November 27, 2022

TSD #017: Interpol Ain't Rusty.

Hello friend 👋

I'm recovering from a minor chest infection, but you shouldn't notice in my videos because I have a content buffer of a few weeks at any one time. Plenty of rest and green tea for me!

It's been an awesome week in the cyber landscape. Lots to talk about, let's go!

Interpol arrest almost 1,000 people

Interpol fraud investigators across the globe have worked together for five months (28th June – 23rd November) to intercept money linked to financial crime and money laundering and return funds to victims where possible. They went after the people behind voice phishing, romance scams, sextortion, investment fraud and money laundering associated with illegal online gambling.

The operation was given the codename 'HAECHI III' and was conducted across 30 countries. It led to the arrests of 975 suspects and the seizure of $130m spread across 2,800 accounts. Unreal! The press release on Interpol's website is well worth a read.

More ransomware groups move to Rust

Rust is a relatively new programming language that was launched by Mozilla (the Firefox people) in 2010. Ransomware gangs like BlackCat and Hive switched to Rust-based ransomware recently and now RansomExx is joining their ranks. The reason? Rust is really nice to work with and has lower detection rates in endpoint security tools like anti-virus. This makes it more reliable to deploy into victim networks. Which means more infections and more money. Microsoft stated that "Rust offers other benefits to malware developers. For example, it has deep control over low-level resources, offers a user-friendly syntax, offers a wide variety of cryptographic libraries, and is more difficult to reverse-engineer than more commonly used programming languages." So if you're learning a new programming language over the upcoming holidays, why not check out Rust?

You can get in touch with me by simply hitting reply.
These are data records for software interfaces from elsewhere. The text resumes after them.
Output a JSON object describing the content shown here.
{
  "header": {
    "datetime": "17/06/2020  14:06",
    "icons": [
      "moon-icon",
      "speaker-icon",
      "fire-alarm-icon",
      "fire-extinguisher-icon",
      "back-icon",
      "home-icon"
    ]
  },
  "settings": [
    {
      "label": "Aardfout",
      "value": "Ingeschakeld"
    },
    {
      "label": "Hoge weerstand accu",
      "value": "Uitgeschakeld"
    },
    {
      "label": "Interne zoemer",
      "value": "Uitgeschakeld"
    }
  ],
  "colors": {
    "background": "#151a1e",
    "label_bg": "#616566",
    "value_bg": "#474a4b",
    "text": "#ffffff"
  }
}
I respond to every email that hits my inbox.

Until next week,

Gary ✌️

Fun Things This Week

📽 My New Video

Let's Hack with a Reverse Shell: Let's learn how to get an initial foothold by uploading a PHP reverse shell to an unsecured WebDAV service and catching our reverse shell in a Netcat listener.


I don't know how, but I missed Darknet Diaries' 15th November edition! So maybe you did too. I haven't listened yet but this is part 1 of a longer story about how "Brett Johnson was involved with the websites Counterfeit Library and Shadow Crew. He tells his story of what happened there and some of the crimes he committed." Jack never fails to deliver. I've got a 4 hour drive to the Peak District today, so I'll be tuning into this on the way.
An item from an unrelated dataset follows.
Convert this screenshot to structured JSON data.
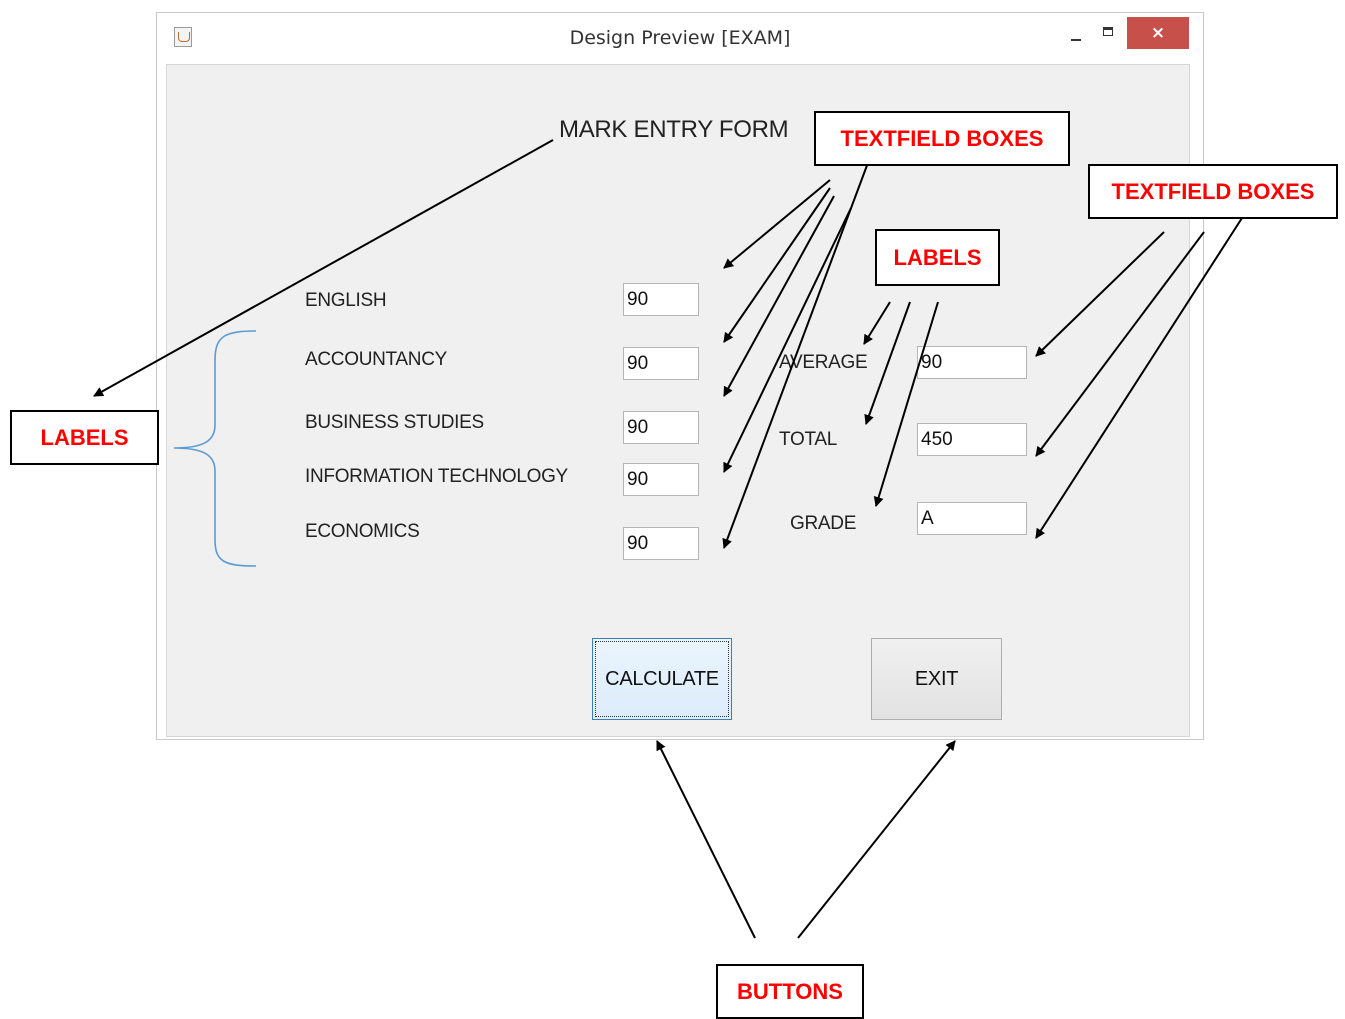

📘 Books

Last week I mentioned that I was working on a list of awesome cyber and InfoSec books for you to consider reading over the Winter. Well, it's here! There are some banging books on the list, mostly factual, but a couple of really good fiction ones too. Let me know if you get a hold of one! I've written a short review for each book on my blog so you can make your choice more easily.

👾 Cool Tools

nuvola is a tool to dump and perform automatic and manual security analysis on AWS environments configurations and services using predefined, extensible and custom rules created using a simple Yaml syntax.

Dismember is a command-line toolkit for Linux that can be used to scan the memory of all processes (or particular ones) for common secrets and custom regular expressions, among other things.

Hack-Tools is a Chrome & Firefox extension that facilitates web application penetration tests, it includes cheat sheets as well as all the tools used during a test such as XSS payloads, Reverse shells and much more.

If you've written a tool and you'd like me to see it, just drop me an email!

P.S. Some of the links in this newsletter are affiliate links and help support my content. Thank you for your support! ✌️

More Articles
Subscribe to The Sunday Download

Receive weekly news and insights in your inbox. Don't miss out!

Thank you! Your submission has been received!
Oops! Something went wrong while submitting the form.